____ Records for the task
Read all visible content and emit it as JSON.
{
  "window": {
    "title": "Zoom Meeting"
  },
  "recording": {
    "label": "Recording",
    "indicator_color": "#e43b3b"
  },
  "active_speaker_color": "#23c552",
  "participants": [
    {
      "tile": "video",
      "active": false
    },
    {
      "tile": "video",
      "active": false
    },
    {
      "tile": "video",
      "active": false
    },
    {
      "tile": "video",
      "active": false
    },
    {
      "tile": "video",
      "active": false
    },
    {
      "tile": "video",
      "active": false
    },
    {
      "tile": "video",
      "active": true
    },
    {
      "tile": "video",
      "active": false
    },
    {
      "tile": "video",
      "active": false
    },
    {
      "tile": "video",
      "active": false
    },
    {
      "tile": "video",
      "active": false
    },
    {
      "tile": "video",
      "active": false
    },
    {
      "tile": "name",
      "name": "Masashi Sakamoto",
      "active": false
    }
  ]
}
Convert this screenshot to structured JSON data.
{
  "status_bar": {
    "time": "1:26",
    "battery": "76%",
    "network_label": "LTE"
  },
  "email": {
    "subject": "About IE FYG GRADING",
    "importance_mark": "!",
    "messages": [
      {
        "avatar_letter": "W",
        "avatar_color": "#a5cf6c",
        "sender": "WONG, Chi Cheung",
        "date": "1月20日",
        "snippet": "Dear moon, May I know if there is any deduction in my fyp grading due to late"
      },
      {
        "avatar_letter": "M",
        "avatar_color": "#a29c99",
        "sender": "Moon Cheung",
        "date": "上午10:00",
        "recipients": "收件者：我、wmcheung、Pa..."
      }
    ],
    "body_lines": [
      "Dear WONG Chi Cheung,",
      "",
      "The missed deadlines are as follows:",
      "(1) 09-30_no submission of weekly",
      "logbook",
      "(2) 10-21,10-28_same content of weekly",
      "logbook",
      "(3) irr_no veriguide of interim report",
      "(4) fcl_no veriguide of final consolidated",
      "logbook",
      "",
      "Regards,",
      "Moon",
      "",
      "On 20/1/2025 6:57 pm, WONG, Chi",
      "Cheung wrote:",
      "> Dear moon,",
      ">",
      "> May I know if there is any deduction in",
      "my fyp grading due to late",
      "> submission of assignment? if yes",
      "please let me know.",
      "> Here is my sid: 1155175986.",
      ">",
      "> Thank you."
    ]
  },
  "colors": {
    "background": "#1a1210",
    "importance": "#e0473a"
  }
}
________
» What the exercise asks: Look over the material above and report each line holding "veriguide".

» Task answer:
      "(3) irr_no veriguide of interim report",
      "(4) fcl_no veriguide of final consolidated",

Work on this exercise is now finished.